Exercise — All of the records should be given back exactly and in full.

Given records —

============

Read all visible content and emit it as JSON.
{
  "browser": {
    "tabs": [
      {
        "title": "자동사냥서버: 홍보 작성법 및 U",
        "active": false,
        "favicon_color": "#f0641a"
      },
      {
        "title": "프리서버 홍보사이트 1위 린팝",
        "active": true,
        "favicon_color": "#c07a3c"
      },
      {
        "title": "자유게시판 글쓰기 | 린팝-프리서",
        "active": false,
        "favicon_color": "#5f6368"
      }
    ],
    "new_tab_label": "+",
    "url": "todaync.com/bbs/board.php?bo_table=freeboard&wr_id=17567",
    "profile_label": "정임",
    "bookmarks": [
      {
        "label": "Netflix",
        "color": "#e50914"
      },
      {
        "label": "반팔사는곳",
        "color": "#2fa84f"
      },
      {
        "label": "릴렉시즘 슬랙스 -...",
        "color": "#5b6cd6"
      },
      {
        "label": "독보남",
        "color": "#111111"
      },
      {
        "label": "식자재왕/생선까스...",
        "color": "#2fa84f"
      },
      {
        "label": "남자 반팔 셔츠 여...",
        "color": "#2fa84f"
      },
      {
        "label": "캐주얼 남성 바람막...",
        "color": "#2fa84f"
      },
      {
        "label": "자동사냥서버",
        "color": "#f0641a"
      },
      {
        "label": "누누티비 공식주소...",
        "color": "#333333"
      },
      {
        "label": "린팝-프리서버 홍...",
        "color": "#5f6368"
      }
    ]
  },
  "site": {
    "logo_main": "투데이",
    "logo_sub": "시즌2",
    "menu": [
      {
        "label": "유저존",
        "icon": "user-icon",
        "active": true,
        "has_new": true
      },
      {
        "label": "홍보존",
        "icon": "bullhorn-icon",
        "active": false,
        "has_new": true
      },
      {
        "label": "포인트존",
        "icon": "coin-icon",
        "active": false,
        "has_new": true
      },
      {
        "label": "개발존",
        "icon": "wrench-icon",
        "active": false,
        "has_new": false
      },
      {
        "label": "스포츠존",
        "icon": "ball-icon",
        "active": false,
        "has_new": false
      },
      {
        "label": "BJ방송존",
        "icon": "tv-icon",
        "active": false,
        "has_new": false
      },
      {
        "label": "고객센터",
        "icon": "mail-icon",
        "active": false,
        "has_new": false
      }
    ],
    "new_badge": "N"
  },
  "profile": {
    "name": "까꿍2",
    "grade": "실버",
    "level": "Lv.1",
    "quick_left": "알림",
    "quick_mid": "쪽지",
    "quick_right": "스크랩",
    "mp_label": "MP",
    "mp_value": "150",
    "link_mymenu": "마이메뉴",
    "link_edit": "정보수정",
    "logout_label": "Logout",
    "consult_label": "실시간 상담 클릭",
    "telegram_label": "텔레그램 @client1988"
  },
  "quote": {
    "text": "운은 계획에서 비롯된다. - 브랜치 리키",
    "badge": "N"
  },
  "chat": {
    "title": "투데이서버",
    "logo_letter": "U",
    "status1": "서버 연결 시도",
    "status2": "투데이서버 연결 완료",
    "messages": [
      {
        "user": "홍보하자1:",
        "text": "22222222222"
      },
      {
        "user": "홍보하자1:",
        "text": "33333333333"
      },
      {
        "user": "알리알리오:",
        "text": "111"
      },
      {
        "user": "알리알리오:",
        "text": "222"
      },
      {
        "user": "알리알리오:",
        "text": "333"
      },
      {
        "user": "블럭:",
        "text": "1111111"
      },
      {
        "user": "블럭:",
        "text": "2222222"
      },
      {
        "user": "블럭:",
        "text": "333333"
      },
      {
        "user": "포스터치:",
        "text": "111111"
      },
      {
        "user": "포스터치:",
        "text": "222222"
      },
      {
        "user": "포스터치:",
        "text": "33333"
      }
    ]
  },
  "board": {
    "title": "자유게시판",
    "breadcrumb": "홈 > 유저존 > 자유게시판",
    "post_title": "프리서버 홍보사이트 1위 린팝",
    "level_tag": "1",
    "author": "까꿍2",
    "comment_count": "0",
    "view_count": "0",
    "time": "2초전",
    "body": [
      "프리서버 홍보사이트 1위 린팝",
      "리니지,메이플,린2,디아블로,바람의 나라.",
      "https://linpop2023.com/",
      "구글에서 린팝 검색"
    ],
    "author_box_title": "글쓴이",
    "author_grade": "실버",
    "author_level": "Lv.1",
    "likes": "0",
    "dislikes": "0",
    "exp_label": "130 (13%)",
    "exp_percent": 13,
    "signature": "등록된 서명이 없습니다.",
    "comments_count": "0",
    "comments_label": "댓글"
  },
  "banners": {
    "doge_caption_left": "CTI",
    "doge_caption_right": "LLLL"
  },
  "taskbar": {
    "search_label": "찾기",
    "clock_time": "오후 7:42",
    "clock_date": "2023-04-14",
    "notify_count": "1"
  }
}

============

Answer —
Read all visible content and emit it as JSON.
{
  "browser": {
    "tabs": [
      {
        "title": "자동사냥서버: 홍보 작성법 및 U",
        "active": false,
        "favicon_color": "#f0641a"
      },
      {
        "title": "프리서버 홍보사이트 1위 린팝",
        "active": true,
        "favicon_color": "#c07a3c"
      },
      {
        "title": "자유게시판 글쓰기 | 린팝-프리서",
        "active": false,
        "favicon_color": "#5f6368"
      }
    ],
    "new_tab_label": "+",
    "url": "todaync.com/bbs/board.php?bo_table=freeboard&wr_id=17567",
    "profile_label": "정임",
    "bookmarks": [
      {
        "label": "Netflix",
        "color": "#e50914"
      },
      {
        "label": "반팔사는곳",
        "color": "#2fa84f"
      },
      {
        "label": "릴렉시즘 슬랙스 -...",
        "color": "#5b6cd6"
      },
      {
        "label": "독보남",
        "color": "#111111"
      },
      {
        "label": "식자재왕/생선까스...",
        "color": "#2fa84f"
      },
      {
        "label": "남자 반팔 셔츠 여...",
        "color": "#2fa84f"
      },
      {
        "label": "캐주얼 남성 바람막...",
        "color": "#2fa84f"
      },
      {
        "label": "자동사냥서버",
        "color": "#f0641a"
      },
      {
        "label": "누누티비 공식주소...",
        "color": "#333333"
      },
      {
        "label": "린팝-프리서버 홍...",
        "color": "#5f6368"
      }
    ]
  },
  "site": {
    "logo_main": "투데이",
    "logo_sub": "시즌2",
    "menu": [
      {
        "label": "유저존",
        "icon": "user-icon",
        "active": true,
        "has_new": true
      },
      {
        "label": "홍보존",
        "icon": "bullhorn-icon",
        "active": false,
        "has_new": true
      },
      {
        "label": "포인트존",
        "icon": "coin-icon",
        "active": false,
        "has_new": true
      },
      {
        "label": "개발존",
        "icon": "wrench-icon",
        "active": false,
        "has_new": false
      },
      {
        "label": "스포츠존",
        "icon": "ball-icon",
        "active": false,
        "has_new": false
      },
      {
        "label": "BJ방송존",
        "icon": "tv-icon",
        "active": false,
        "has_new": false
      },
      {
        "label": "고객센터",
        "icon": "mail-icon",
        "active": false,
        "has_new": false
      }
    ],
    "new_badge": "N"
  },
  "profile": {
    "name": "까꿍2",
    "grade": "실버",
    "level": "Lv.1",
    "quick_left": "알림",
    "quick_mid": "쪽지",
    "quick_right": "스크랩",
    "mp_label": "MP",
    "mp_value": "150",
    "link_mymenu": "마이메뉴",
    "link_edit": "정보수정",
    "logout_label": "Logout",
    "consult_label": "실시간 상담 클릭",
    "telegram_label": "텔레그램 @client1988"
  },
  "quote": {
    "text": "운은 계획에서 비롯된다. - 브랜치 리키",
    "badge": "N"
  },
  "chat": {
    "title": "투데이서버",
    "logo_letter": "U",
    "status1": "서버 연결 시도",
    "status2": "투데이서버 연결 완료",
    "messages": [
      {
        "user": "홍보하자1:",
        "text": "22222222222"
      },
      {
        "user": "홍보하자1:",
        "text": "33333333333"
      },
      {
        "user": "알리알리오:",
        "text": "111"
      },
      {
        "user": "알리알리오:",
        "text": "222"
      },
      {
        "user": "알리알리오:",
        "text": "333"
      },
      {
        "user": "블럭:",
        "text": "1111111"
      },
      {
        "user": "블럭:",
        "text": "2222222"
      },
      {
        "user": "블럭:",
        "text": "333333"
      },
      {
        "user": "포스터치:",
        "text": "111111"
      },
      {
        "user": "포스터치:",
        "text": "222222"
      },
      {
        "user": "포스터치:",
        "text": "33333"
      }
    ]
  },
  "board": {
    "title": "자유게시판",
    "breadcrumb": "홈 > 유저존 > 자유게시판",
    "post_title": "프리서버 홍보사이트 1위 린팝",
    "level_tag": "1",
    "author": "까꿍2",
    "comment_count": "0",
    "view_count": "0",
    "time": "2초전",
    "body": [
      "프리서버 홍보사이트 1위 린팝",
      "리니지,메이플,린2,디아블로,바람의 나라.",
      "https://linpop2023.com/",
      "구글에서 린팝 검색"
    ],
    "author_box_title": "글쓴이",
    "author_grade": "실버",
    "author_level": "Lv.1",
    "likes": "0",
    "dislikes": "0",
    "exp_label": "130 (13%)",
    "exp_percent": 13,
    "signature": "등록된 서명이 없습니다.",
    "comments_count": "0",
    "comments_label": "댓글"
  },
  "banners": {
    "doge_caption_left": "CTI",
    "doge_caption_right": "LLLL"
  },
  "taskbar": {
    "search_label": "찾기",
    "clock_time": "오후 7:42",
    "clock_date": "2023-04-14",
    "notify_count": "1"
  }
}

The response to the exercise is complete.